instantiation of function calls with lexical scoping. If there
is a local variable in the function, the local value in the
activation is accessed, else the nested scopes containing the
function definition are searched. I think the analogy with
inherited classes is very strong. Another analogy is to think
of classes as providing descriptions of sets, and subclasses
describing instances of subsets. Then the class variables are
shared abong all instances of the set.
The analogy to lexical nesting for class variables is good, I
found it helpful. It doesn't apply to instance variables, though,
which is another way of saying the same thing as my inconsistency
I think it does apply to both class and instance variables. The
variables seen by an instance (and this is the critical phrase) are just
those described in all the classes it inherits from. (just as the
variables seen by an activiation are all of those in all scopes it
inherits from). The instance sees only one varible of any name (as does
Some are stored locally, and some are shared (instance variables and
class variables vs local parameters and closure variables). All
instances see exctly one description of any variable. The most specific
description dominates (the one in the class nearest the front of the
class precedence list). Thus I am proposing that we have only one
:allocation option of this type :class. Following is my proposal for
Specification of Inheritance
None of :reader :accessor :allocation or :initialize-only (if we still
have that) are inherited.
:initform is inherited if not overridden
:type is inherited, but we do not specify what the system does with it.
An open question is whether inheritance here should be a union
operation, or if the more specific type must always be a subtype of the
:initform is evaluated as follows
1) Exactly once for :allocation :instance at initialization time.
The value is stored in the instance.

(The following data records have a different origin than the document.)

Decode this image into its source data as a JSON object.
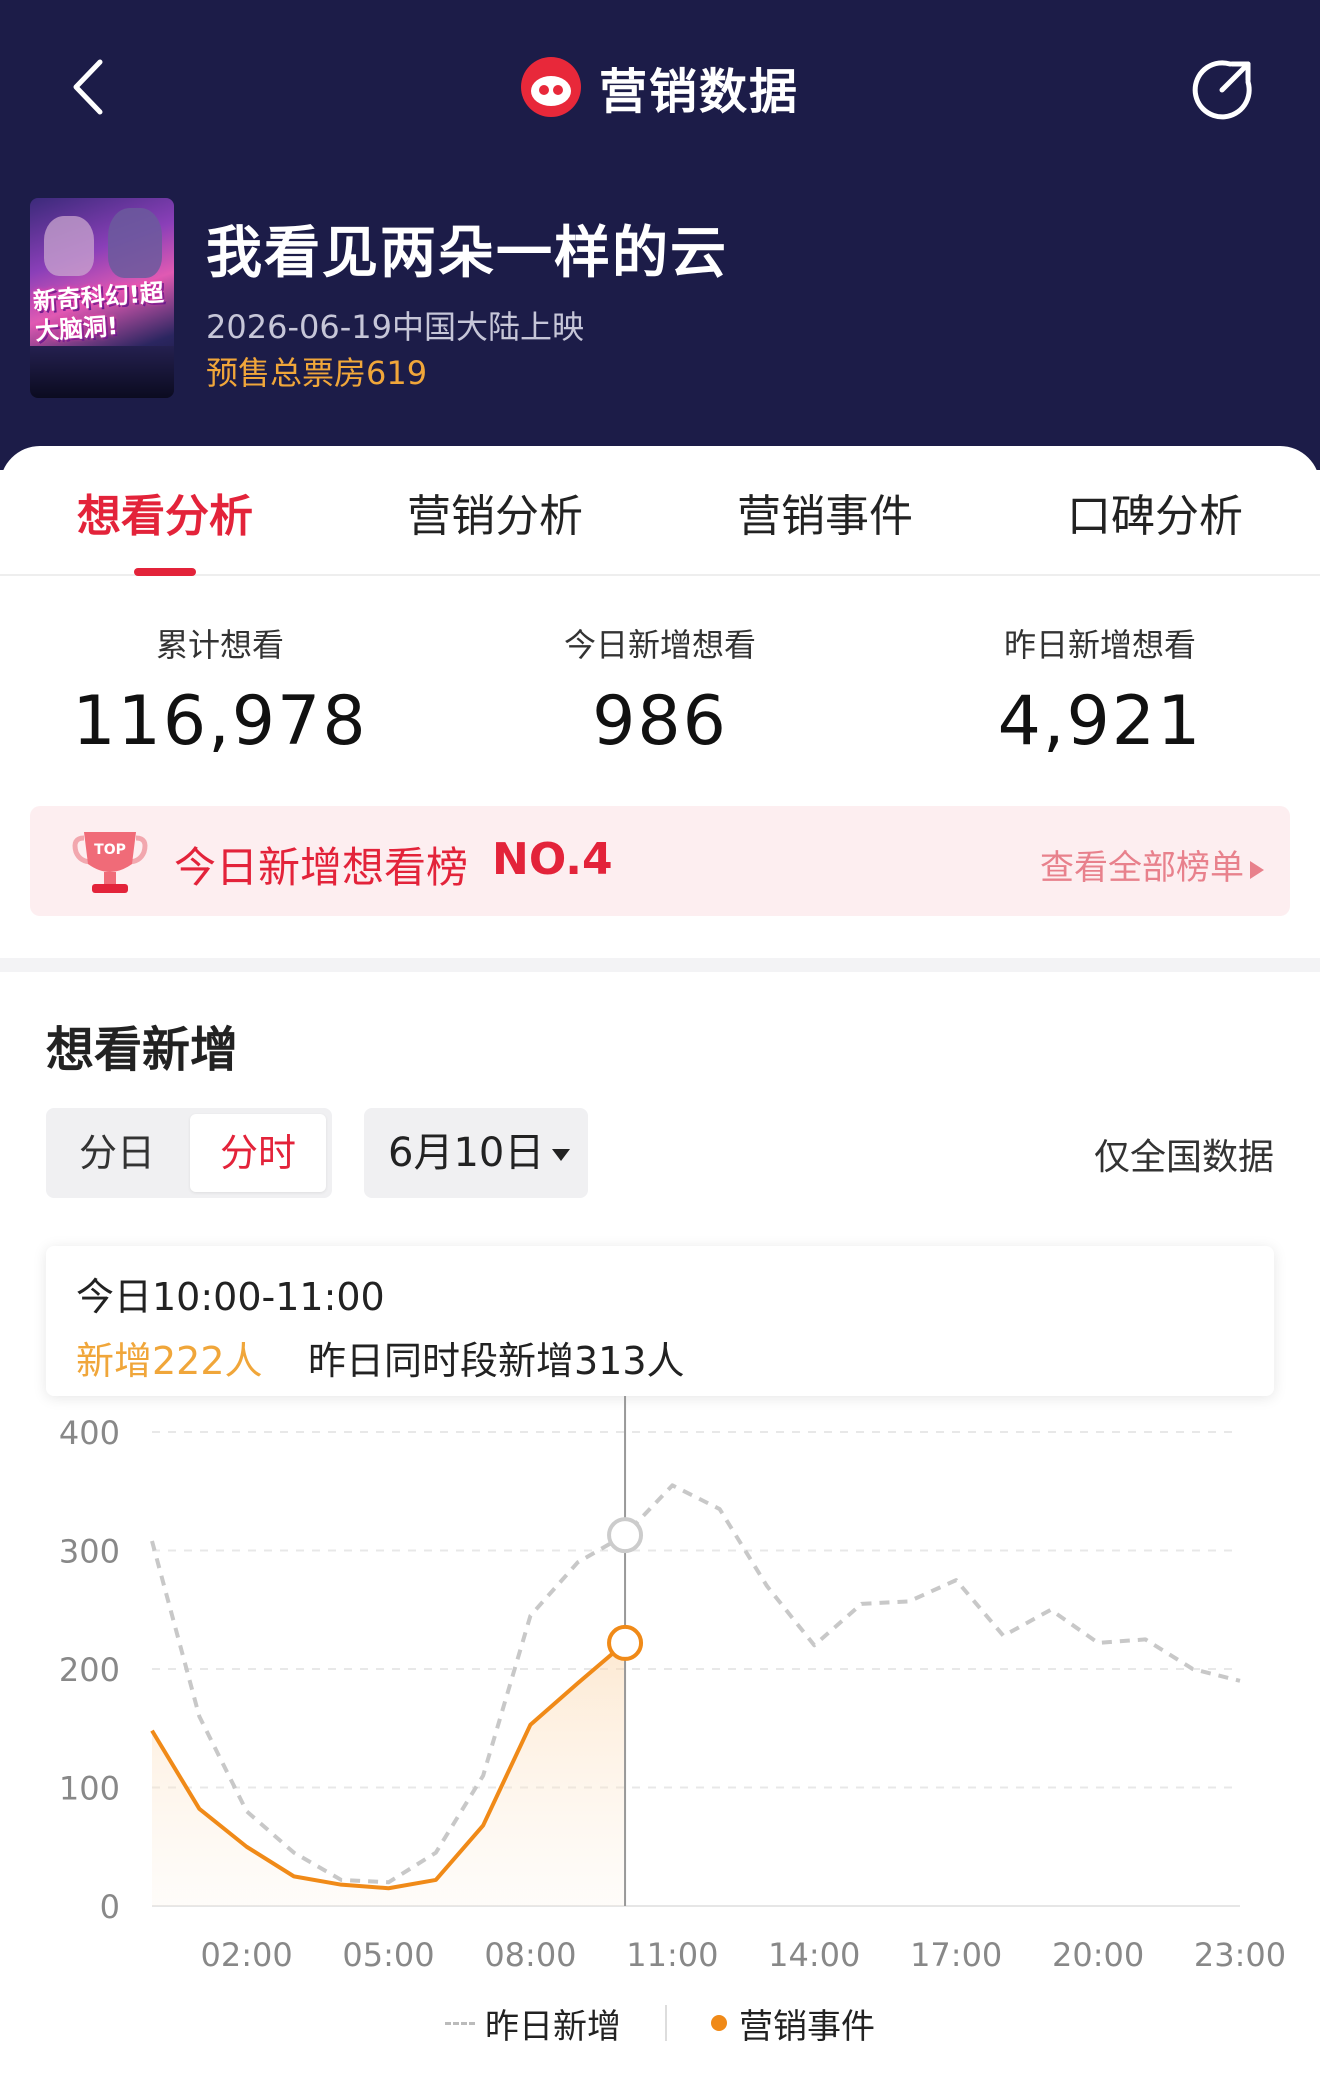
{
  "header": {
    "title": "营销数据",
    "colors": {
      "background": "#1c1c48",
      "accent": "#e3233a"
    },
    "icons": {
      "back": "back-arrow-icon",
      "logo": "cat-logo-icon",
      "share": "share-icon"
    }
  },
  "movie": {
    "title": "我看见两朵一样的云",
    "release": "2026-06-19中国大陆上映",
    "presale": "预售总票房619",
    "poster_text": "新奇科幻!超大脑洞!"
  },
  "tabs": [
    {
      "label": "想看分析",
      "active": true
    },
    {
      "label": "营销分析",
      "active": false
    },
    {
      "label": "营销事件",
      "active": false
    },
    {
      "label": "口碑分析",
      "active": false
    }
  ],
  "stats": [
    {
      "label": "累计想看",
      "value": "116,978"
    },
    {
      "label": "今日新增想看",
      "value": "986"
    },
    {
      "label": "昨日新增想看",
      "value": "4,921"
    }
  ],
  "ranking": {
    "badge": "TOP",
    "label": "今日新增想看榜",
    "rank": "NO.4",
    "link": "查看全部榜单"
  },
  "section": {
    "title": "想看新增",
    "segment": {
      "day": "分日",
      "hour": "分时",
      "selected": "分时"
    },
    "date": "6月10日",
    "nationwide": "仅全国数据"
  },
  "tooltip": {
    "time": "今日10:00-11:00",
    "new_today": "新增222人",
    "yesterday": "昨日同时段新增313人"
  },
  "chart_data": {
    "type": "line",
    "x": [
      "00:00",
      "01:00",
      "02:00",
      "03:00",
      "04:00",
      "05:00",
      "06:00",
      "07:00",
      "08:00",
      "09:00",
      "10:00",
      "11:00",
      "12:00",
      "13:00",
      "14:00",
      "15:00",
      "16:00",
      "17:00",
      "18:00",
      "19:00",
      "20:00",
      "21:00",
      "22:00",
      "23:00"
    ],
    "x_ticks": [
      "02:00",
      "05:00",
      "08:00",
      "11:00",
      "14:00",
      "17:00",
      "20:00",
      "23:00"
    ],
    "y_ticks": [
      "0",
      "100",
      "200",
      "300",
      "400"
    ],
    "ylim": [
      0,
      400
    ],
    "series": [
      {
        "name": "昨日新增",
        "style": "dashed",
        "color": "#c8c8c8",
        "values": [
          308,
          160,
          80,
          45,
          22,
          20,
          45,
          110,
          245,
          290,
          313,
          355,
          335,
          270,
          220,
          255,
          257,
          275,
          228,
          250,
          222,
          225,
          200,
          190
        ]
      },
      {
        "name": "营销事件",
        "style": "solid",
        "color": "#f08a18",
        "values": [
          148,
          82,
          50,
          25,
          18,
          15,
          22,
          68,
          153,
          188,
          222
        ]
      }
    ],
    "highlight_index": 10,
    "grid": true
  },
  "legend": {
    "yesterday": "昨日新增",
    "events": "营销事件"
  }
}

2) At most once for :allocation :dynamic, :class
At first access for :dynamic and :class, unless first access is a
The value of the initform is stored in the instance and class
respectively on this first access.
3) Each time for :allocation :none
An error is signalled when trying to store in a variable with
The :none option is most useful at the top of a hierarchy where one
expects some subclasses to allocate storage, but on wants to write
methods that can assume they can fetch a standard value. It can also be
used for subtractive inheritance at some significant cost.